Input START

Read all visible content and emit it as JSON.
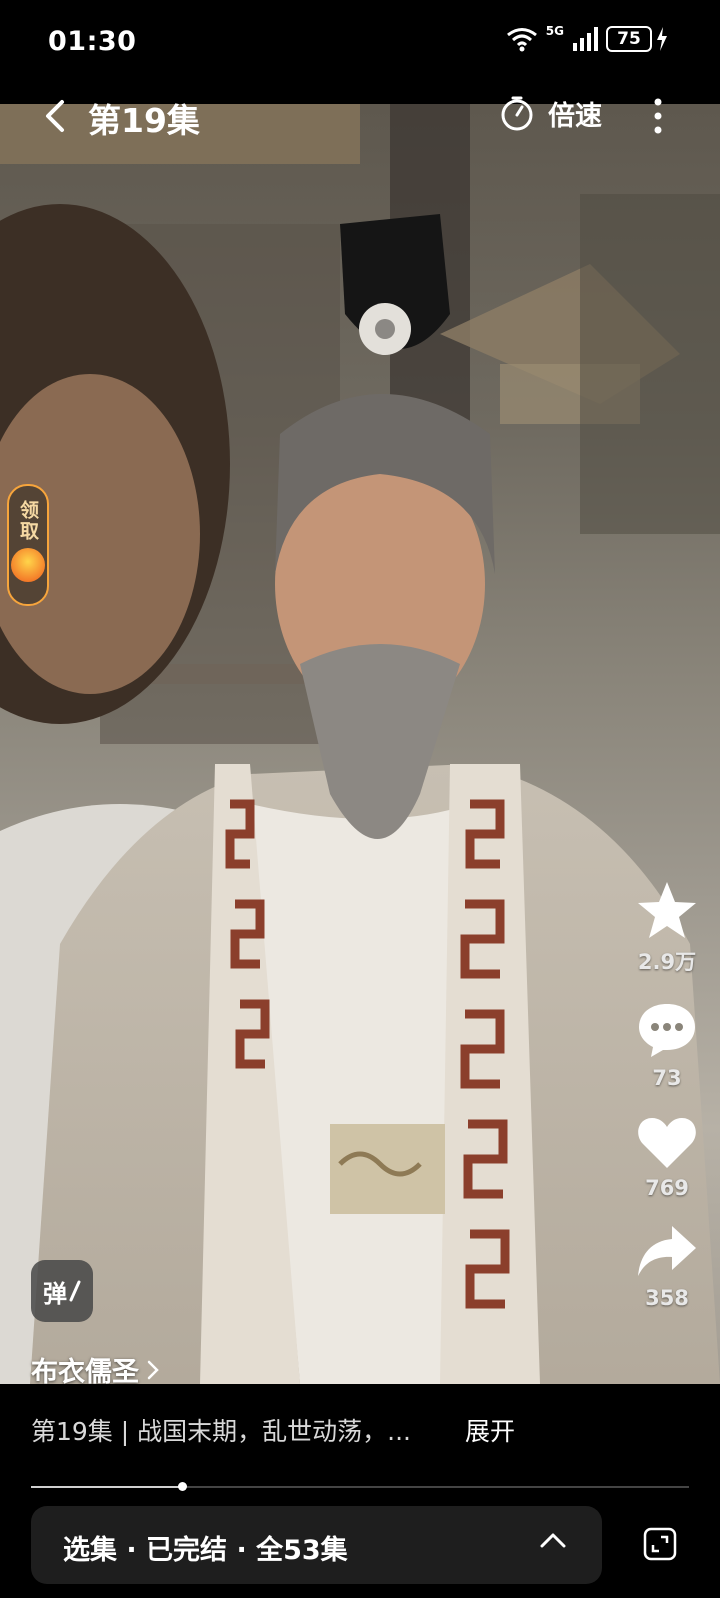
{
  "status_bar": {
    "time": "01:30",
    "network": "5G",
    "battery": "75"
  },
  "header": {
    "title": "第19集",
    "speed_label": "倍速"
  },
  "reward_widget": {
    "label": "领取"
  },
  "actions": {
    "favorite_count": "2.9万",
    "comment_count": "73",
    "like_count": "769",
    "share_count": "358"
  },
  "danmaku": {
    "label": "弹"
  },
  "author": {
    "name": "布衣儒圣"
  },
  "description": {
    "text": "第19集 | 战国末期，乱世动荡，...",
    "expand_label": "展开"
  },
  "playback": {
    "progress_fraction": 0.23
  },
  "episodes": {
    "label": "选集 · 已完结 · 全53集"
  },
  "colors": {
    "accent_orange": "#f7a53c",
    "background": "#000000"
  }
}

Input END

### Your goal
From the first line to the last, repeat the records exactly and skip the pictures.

### Output below
Read all visible content and emit it as JSON.
{
  "status_bar": {
    "time": "01:30",
    "network": "5G",
    "battery": "75"
  },
  "header": {
    "title": "第19集",
    "speed_label": "倍速"
  },
  "reward_widget": {
    "label": "领取"
  },
  "actions": {
    "favorite_count": "2.9万",
    "comment_count": "73",
    "like_count": "769",
    "share_count": "358"
  },
  "danmaku": {
    "label": "弹"
  },
  "author": {
    "name": "布衣儒圣"
  },
  "description": {
    "text": "第19集 | 战国末期，乱世动荡，...",
    "expand_label": "展开"
  },
  "playback": {
    "progress_fraction": 0.23
  },
  "episodes": {
    "label": "选集 · 已完结 · 全53集"
  },
  "colors": {
    "accent_orange": "#f7a53c",
    "background": "#000000"
  }
}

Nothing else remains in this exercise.